**What the task requires**
Report each line from the data below that holds the word "screenshot".

**Available records**
___

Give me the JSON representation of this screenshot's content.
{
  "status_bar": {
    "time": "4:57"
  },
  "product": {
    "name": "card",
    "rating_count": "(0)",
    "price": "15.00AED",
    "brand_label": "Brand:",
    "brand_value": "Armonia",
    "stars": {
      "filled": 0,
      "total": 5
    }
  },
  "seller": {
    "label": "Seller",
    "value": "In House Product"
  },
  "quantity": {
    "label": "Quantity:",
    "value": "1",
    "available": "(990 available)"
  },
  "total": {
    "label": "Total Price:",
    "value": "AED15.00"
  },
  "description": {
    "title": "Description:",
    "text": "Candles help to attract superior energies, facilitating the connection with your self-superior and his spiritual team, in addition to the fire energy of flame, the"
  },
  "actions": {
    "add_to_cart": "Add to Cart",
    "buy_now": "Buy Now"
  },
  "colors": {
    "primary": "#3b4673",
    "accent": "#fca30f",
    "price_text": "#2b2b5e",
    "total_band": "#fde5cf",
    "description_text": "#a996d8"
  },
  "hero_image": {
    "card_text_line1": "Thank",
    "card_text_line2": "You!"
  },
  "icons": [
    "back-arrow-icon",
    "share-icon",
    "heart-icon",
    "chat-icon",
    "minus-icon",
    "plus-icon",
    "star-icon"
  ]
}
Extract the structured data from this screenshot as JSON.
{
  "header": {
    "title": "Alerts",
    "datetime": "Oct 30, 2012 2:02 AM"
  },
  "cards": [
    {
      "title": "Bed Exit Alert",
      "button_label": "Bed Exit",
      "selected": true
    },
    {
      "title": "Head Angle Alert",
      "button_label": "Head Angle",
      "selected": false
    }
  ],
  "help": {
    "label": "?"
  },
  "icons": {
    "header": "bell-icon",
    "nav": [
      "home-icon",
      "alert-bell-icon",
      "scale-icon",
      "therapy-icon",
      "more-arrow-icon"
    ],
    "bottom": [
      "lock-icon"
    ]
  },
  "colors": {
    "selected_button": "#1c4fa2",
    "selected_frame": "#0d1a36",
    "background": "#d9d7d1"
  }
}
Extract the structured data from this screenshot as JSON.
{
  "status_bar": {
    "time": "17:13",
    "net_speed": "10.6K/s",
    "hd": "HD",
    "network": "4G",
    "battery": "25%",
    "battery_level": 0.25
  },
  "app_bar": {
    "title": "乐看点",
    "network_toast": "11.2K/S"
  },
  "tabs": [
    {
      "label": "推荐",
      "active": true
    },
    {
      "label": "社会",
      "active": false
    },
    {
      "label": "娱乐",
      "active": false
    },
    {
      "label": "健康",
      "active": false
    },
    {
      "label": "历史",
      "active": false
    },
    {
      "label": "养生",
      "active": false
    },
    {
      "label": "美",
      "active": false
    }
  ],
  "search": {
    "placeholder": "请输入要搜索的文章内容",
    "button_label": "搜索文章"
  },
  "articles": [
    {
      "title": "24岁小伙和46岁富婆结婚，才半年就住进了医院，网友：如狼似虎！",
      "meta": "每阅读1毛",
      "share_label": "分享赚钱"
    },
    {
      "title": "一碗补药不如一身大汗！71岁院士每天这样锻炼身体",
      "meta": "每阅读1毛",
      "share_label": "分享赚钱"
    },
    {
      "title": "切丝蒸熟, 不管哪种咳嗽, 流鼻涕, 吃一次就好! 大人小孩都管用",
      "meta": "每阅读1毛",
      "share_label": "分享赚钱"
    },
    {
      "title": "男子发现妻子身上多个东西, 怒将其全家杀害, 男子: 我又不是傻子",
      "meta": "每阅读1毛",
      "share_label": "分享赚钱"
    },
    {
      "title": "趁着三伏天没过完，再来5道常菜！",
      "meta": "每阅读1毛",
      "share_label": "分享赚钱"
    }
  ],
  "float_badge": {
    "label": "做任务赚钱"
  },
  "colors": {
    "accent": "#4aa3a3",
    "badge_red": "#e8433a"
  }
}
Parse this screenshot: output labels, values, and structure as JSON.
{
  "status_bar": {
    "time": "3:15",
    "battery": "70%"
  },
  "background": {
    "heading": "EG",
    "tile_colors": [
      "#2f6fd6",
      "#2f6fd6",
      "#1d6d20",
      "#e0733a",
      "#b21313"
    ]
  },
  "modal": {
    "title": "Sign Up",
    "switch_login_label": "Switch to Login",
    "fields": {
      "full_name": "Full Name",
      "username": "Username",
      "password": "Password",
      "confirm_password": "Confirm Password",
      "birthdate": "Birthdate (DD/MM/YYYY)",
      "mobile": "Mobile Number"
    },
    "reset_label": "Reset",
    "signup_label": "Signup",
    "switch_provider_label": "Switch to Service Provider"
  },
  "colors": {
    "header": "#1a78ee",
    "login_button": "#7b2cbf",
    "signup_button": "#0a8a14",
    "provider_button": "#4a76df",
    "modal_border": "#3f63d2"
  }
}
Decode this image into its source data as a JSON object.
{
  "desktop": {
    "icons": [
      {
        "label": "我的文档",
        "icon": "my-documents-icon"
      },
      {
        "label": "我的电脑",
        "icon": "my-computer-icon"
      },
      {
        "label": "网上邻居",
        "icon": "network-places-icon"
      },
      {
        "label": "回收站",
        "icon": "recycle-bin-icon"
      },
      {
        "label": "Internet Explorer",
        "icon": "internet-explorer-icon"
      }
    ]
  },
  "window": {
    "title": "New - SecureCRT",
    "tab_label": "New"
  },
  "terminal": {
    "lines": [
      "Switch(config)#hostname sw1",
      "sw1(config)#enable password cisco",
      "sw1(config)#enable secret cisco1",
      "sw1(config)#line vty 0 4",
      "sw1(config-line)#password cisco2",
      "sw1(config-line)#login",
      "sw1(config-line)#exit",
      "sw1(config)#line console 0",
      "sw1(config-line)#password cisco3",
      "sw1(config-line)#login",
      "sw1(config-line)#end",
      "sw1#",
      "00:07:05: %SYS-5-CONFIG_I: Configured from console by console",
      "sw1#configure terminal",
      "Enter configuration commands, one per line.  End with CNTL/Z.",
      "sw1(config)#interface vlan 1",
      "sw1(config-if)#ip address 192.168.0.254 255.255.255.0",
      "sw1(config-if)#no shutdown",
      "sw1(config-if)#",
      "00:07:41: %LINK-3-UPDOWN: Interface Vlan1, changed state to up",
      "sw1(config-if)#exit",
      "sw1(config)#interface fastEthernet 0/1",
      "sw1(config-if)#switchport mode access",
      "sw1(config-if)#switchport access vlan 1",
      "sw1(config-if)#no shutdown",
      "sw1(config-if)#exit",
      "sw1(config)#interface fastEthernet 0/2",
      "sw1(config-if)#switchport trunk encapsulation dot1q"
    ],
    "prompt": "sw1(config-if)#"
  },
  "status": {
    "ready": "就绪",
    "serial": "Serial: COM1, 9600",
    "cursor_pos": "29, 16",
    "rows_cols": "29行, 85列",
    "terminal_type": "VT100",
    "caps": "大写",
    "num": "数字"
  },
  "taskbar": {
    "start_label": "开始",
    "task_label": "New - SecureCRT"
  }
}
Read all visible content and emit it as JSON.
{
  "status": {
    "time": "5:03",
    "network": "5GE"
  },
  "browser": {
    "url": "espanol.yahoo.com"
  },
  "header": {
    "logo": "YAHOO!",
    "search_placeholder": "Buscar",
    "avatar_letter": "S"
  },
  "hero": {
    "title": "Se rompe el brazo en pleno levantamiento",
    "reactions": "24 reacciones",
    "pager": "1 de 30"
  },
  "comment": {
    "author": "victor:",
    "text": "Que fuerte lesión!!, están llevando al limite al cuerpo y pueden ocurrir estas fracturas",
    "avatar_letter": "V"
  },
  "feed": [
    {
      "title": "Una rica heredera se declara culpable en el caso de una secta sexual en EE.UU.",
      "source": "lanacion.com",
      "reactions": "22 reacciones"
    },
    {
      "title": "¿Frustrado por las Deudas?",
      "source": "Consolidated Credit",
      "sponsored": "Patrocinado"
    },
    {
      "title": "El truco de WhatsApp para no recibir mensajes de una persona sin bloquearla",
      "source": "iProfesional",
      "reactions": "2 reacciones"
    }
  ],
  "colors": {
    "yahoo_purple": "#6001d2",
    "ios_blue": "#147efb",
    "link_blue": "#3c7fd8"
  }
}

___

**Answer area**
Give me the JSON representation of this screenshot's content.
Extract the structured data from this screenshot as JSON.
Extract the structured data from this screenshot as JSON.
Parse this screenshot: output labels, values, and structure as JSON.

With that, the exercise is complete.